■ **Activity**
Every line of the entries with the word "status" in it should be shown.

══════════

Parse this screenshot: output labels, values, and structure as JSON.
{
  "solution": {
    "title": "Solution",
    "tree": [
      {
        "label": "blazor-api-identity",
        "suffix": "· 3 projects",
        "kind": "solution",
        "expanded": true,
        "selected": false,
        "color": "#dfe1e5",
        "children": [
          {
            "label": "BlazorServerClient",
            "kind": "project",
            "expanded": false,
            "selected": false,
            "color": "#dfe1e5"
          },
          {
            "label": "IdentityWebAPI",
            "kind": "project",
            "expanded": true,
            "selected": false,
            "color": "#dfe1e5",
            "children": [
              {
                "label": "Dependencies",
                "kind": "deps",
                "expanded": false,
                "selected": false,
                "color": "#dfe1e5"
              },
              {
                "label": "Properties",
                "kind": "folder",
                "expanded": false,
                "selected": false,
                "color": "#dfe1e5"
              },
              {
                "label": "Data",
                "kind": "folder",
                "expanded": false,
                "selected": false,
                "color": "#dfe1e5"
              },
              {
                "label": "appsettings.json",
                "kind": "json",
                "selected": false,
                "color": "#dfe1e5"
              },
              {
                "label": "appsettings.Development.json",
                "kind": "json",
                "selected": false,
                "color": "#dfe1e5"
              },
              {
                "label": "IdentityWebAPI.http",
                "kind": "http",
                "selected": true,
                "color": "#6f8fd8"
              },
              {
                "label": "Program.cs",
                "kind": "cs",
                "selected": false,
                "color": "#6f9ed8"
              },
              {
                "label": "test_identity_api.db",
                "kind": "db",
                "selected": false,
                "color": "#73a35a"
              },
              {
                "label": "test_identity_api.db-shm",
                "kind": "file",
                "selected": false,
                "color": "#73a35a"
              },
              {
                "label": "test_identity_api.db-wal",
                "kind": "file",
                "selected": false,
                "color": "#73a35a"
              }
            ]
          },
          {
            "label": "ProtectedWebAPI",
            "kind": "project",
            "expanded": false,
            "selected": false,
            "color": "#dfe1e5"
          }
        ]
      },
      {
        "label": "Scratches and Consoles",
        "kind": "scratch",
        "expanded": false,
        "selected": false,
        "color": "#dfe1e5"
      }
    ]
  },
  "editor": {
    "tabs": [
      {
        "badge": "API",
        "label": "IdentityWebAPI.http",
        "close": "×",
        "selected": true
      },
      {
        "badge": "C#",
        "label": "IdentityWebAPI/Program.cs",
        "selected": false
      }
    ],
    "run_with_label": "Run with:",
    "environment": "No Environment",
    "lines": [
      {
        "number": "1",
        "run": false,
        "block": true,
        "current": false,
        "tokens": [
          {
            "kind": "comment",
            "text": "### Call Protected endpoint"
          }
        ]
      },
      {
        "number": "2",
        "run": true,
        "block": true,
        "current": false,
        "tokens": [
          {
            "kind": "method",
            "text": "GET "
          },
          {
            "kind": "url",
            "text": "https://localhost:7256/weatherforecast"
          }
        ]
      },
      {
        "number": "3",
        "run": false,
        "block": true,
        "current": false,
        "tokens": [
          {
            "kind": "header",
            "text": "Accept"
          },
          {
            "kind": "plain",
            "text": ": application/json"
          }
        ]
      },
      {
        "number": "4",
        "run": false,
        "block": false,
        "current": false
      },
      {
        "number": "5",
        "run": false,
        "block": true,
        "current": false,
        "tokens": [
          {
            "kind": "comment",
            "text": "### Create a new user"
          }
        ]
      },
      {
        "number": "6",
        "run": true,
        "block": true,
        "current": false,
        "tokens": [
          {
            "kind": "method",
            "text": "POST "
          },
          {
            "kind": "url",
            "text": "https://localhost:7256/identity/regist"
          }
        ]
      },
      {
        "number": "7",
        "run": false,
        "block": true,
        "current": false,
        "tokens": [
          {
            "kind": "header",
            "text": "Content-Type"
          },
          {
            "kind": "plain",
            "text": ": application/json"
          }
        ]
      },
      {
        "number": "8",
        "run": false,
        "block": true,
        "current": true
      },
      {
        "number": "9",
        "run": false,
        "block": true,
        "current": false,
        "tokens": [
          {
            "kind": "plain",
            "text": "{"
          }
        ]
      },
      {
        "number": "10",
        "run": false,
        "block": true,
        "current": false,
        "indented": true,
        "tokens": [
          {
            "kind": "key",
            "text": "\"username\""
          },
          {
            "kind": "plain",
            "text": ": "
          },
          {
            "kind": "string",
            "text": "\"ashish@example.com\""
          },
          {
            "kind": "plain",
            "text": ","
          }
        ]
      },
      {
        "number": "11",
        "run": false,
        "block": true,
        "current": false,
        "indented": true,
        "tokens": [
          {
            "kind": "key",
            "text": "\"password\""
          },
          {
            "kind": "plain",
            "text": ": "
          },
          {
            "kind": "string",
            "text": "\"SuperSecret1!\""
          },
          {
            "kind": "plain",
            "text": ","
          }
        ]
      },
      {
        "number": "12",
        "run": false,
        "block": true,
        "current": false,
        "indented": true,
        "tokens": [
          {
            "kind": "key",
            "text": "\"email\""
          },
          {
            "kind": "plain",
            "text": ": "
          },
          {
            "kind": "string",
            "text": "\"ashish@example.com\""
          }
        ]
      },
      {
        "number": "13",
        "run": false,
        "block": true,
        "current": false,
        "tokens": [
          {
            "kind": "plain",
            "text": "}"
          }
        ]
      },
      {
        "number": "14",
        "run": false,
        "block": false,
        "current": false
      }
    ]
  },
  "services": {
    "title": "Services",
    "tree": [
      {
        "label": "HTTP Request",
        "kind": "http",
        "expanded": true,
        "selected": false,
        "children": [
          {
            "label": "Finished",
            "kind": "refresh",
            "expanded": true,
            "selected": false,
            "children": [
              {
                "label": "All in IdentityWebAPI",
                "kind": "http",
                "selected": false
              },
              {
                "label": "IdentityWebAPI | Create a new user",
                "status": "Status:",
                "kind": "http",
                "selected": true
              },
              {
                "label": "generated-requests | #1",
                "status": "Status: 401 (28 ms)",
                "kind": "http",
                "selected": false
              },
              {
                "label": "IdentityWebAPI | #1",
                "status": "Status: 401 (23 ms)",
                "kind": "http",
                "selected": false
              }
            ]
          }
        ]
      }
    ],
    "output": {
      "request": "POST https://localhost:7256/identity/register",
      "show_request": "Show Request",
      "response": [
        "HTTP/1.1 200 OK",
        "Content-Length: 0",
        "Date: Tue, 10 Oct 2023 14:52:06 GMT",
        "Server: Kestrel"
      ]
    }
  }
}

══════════

■ **Your response**
                "status": "Status:",
                "status": "Status: 401 (28 ms)",
                "status": "Status: 401 (23 ms)",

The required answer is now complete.